## WORK ORDER
Would you filter these records and copy every line that has the word "point"?

[Records from a collection]

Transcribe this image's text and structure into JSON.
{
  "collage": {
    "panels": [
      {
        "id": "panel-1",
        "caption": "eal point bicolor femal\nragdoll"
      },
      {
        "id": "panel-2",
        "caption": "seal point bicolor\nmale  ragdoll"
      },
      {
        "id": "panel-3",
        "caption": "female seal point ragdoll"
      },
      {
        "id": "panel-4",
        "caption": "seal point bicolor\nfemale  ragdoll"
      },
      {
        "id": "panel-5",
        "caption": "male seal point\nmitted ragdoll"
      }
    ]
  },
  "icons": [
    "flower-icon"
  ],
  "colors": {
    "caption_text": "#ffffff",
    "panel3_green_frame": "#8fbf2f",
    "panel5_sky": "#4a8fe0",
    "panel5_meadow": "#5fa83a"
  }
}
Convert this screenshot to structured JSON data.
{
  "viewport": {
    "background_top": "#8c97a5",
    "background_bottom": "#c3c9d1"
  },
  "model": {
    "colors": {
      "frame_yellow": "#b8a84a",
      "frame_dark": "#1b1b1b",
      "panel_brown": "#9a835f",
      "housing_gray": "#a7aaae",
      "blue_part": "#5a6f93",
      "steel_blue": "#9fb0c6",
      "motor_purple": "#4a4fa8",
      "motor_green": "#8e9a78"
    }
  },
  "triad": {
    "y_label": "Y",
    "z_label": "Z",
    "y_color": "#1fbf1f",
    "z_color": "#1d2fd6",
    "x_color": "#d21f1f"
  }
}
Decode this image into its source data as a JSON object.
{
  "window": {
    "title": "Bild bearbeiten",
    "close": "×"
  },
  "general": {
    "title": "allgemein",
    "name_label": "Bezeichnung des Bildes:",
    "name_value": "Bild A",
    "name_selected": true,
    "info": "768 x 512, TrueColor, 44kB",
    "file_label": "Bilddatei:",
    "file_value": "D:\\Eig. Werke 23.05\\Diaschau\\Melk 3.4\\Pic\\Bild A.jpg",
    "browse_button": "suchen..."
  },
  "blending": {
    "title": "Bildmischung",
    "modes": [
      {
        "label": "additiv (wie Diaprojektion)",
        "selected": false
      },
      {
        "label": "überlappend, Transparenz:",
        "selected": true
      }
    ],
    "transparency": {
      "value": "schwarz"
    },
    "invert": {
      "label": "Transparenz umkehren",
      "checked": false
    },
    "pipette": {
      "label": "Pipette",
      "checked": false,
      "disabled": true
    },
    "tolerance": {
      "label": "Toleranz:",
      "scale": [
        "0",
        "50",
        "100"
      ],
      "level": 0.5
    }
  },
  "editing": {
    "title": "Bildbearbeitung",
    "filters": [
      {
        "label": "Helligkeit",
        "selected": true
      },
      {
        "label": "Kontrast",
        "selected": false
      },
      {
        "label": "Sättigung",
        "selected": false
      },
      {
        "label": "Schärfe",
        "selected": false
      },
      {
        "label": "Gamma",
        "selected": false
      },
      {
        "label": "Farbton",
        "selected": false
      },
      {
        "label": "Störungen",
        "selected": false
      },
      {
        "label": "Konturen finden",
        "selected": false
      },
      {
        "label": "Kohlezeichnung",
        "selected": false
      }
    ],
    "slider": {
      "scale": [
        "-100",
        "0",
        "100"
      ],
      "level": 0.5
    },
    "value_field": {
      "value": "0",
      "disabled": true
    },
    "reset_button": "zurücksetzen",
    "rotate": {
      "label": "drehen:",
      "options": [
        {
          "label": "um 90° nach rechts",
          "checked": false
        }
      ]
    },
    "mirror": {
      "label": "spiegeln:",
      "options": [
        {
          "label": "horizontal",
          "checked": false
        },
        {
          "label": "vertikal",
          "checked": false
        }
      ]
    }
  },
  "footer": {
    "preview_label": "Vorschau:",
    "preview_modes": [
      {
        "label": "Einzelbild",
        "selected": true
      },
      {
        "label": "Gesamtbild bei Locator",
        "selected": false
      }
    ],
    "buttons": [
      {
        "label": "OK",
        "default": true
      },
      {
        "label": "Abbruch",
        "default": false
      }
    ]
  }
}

## TASK RESPONSE
        "caption": "eal point bicolor femal\nragdoll"
        "caption": "seal point bicolor\nmale  ragdoll"
        "caption": "female seal point ragdoll"
        "caption": "seal point bicolor\nfemale  ragdoll"
        "caption": "male seal point\nmitted ragdoll"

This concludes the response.